▶ RECORDS FOR PROCESSING
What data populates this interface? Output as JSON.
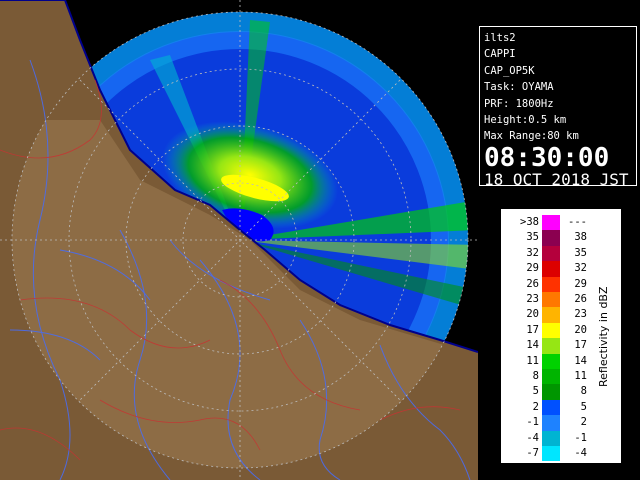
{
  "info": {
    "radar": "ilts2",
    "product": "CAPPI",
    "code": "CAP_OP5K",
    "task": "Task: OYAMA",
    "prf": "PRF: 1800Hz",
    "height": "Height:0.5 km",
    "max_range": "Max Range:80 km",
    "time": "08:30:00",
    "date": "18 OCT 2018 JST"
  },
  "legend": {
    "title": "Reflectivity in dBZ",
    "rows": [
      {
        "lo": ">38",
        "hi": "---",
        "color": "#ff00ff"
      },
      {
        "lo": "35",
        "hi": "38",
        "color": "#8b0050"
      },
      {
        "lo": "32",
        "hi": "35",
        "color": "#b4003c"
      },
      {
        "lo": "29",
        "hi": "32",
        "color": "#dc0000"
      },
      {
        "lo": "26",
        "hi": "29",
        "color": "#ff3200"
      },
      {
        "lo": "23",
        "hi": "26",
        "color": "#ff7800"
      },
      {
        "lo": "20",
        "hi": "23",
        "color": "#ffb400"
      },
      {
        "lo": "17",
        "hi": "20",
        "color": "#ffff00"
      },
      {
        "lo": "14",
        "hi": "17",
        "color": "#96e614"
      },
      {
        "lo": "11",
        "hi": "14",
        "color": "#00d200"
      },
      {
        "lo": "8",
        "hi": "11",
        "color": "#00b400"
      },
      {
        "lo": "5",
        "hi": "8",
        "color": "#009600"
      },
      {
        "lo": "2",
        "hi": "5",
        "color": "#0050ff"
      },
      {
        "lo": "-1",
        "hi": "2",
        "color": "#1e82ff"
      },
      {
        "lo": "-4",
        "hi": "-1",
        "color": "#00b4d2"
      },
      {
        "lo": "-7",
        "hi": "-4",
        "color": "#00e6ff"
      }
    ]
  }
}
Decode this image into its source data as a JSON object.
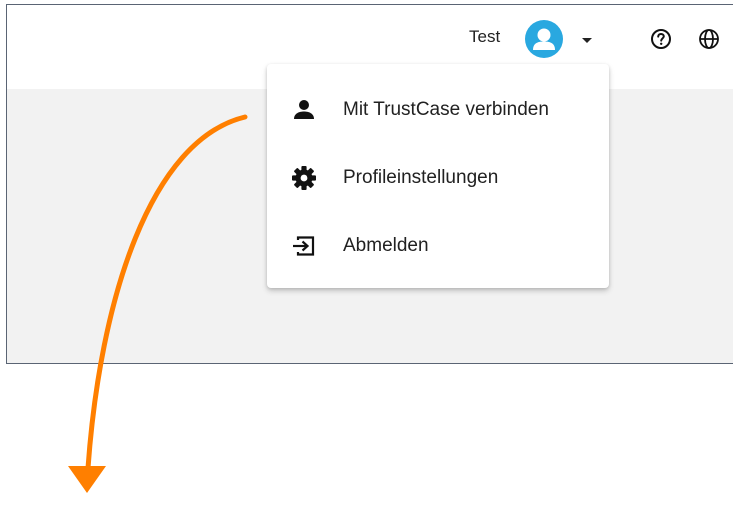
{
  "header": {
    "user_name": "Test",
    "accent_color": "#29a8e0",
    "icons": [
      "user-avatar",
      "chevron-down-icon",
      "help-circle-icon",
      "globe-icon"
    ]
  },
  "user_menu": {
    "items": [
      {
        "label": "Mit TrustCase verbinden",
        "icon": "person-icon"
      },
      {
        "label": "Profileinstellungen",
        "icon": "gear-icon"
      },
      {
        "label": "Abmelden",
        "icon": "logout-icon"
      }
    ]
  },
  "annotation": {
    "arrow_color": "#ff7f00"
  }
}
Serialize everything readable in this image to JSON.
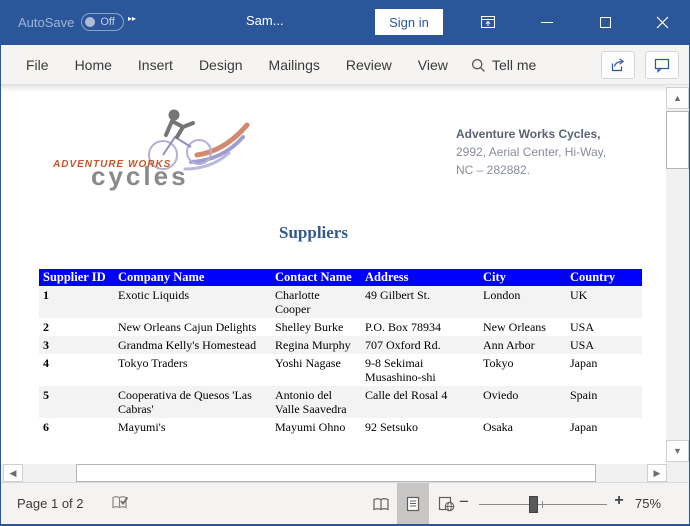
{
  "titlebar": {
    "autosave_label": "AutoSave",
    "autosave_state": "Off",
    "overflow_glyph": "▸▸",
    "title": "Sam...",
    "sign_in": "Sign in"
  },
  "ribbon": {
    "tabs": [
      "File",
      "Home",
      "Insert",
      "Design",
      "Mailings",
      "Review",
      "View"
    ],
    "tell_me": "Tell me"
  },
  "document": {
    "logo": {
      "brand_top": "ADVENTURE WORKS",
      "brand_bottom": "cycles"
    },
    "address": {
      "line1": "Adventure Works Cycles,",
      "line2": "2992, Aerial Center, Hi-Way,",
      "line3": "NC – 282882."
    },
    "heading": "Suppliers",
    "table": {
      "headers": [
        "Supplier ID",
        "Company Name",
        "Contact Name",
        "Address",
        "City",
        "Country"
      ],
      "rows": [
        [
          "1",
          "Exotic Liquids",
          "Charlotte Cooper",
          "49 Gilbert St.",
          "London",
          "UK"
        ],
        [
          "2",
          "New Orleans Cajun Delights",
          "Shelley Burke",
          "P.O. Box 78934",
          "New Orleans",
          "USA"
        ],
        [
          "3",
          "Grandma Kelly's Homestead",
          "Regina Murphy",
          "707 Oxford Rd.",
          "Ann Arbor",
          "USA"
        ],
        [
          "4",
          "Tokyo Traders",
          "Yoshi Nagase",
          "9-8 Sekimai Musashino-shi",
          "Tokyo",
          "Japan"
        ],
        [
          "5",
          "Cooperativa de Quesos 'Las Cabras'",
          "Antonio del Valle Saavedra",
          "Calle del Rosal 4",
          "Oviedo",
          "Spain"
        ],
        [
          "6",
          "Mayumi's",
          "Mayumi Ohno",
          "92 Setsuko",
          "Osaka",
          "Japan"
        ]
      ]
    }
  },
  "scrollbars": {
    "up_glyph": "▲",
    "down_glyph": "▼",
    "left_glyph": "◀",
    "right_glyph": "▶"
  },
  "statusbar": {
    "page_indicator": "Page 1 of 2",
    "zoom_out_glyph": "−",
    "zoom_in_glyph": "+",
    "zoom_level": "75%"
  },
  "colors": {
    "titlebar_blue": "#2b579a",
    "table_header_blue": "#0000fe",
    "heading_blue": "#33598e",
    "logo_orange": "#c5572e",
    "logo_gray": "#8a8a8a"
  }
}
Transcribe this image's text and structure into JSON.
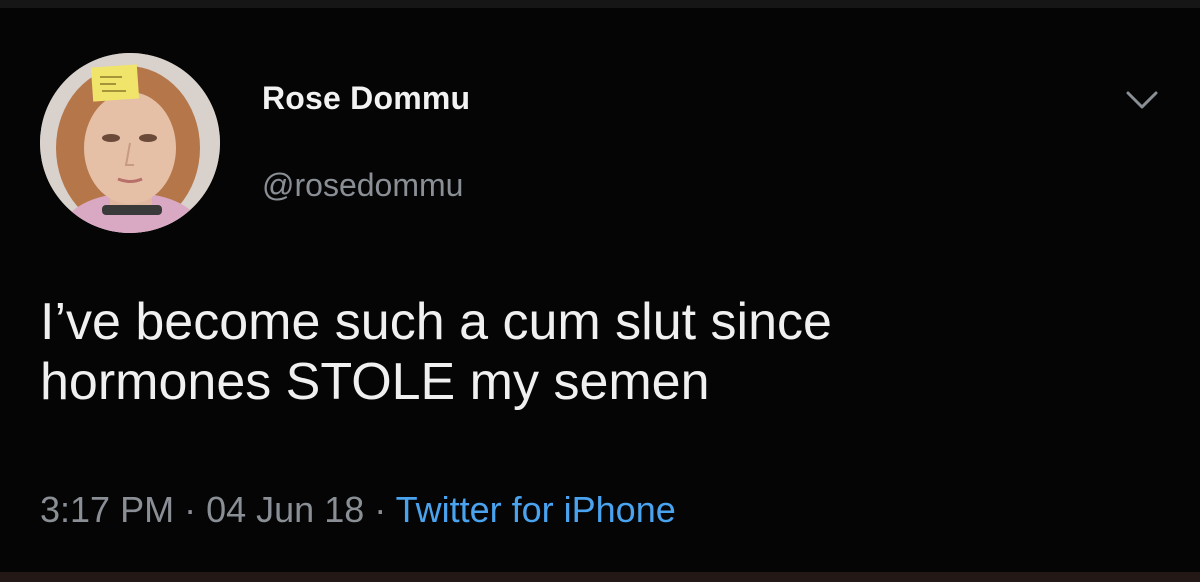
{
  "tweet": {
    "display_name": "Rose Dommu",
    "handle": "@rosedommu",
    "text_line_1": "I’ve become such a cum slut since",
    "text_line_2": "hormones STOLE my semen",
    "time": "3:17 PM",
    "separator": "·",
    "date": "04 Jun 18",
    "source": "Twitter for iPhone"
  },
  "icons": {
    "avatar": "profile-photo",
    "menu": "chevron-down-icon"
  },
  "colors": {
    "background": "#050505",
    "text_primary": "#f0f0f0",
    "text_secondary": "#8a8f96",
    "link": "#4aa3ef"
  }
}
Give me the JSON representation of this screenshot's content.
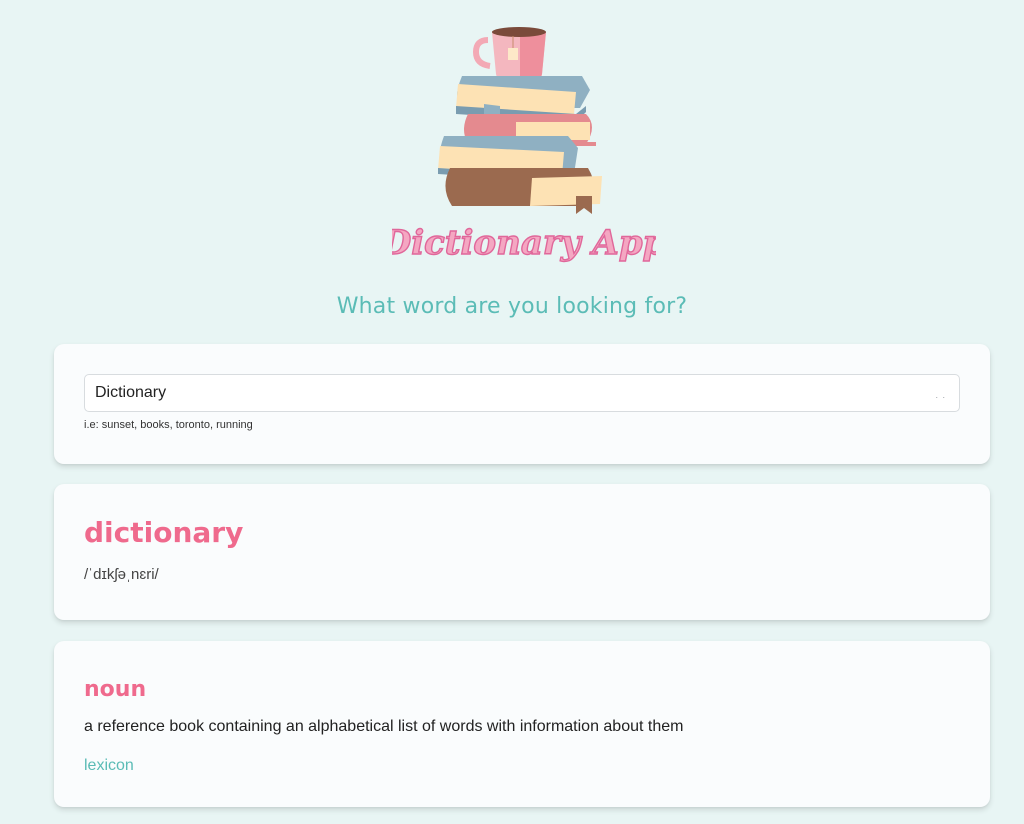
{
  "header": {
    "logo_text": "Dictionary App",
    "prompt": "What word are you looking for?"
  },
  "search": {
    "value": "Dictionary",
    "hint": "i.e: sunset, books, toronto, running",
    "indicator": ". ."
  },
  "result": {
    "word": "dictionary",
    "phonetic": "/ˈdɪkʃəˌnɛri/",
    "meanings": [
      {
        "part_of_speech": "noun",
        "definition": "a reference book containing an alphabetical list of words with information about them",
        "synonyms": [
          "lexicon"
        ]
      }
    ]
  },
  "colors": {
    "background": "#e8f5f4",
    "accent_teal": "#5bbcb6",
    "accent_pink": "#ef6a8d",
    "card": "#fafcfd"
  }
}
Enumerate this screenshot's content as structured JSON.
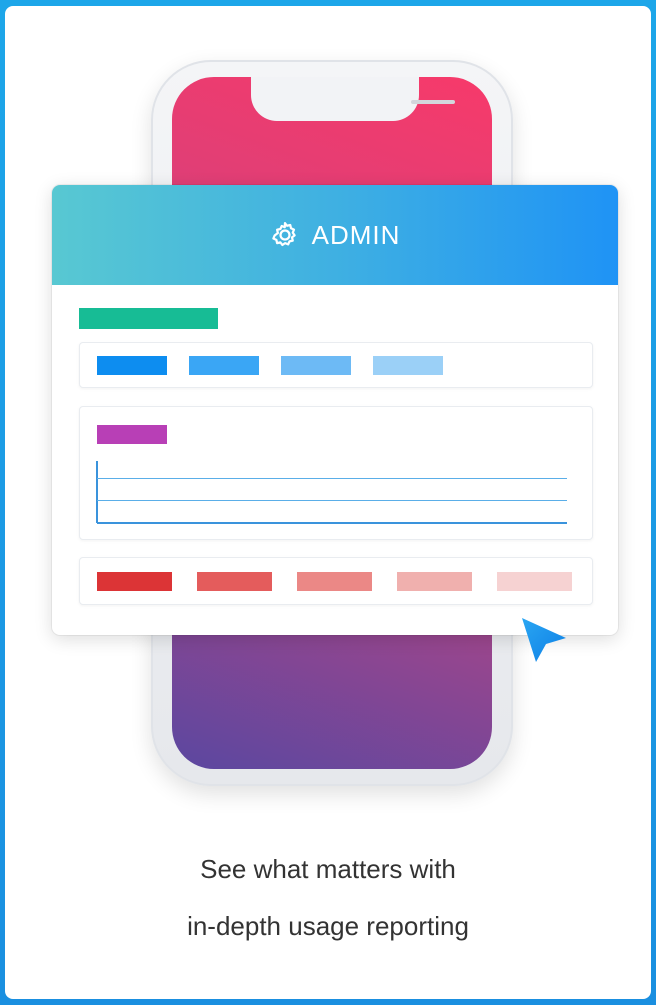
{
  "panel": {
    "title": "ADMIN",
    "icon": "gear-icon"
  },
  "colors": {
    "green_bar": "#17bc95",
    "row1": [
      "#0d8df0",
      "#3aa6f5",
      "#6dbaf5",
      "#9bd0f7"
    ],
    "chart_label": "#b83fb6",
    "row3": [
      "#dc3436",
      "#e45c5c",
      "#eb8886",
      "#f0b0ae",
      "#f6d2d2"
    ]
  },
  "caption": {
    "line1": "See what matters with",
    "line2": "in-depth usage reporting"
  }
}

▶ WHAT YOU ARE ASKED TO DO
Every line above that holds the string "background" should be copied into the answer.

▶ ANSWER FOR THE TASK
    "background": "#050505",
    "background": "#e8f5f4",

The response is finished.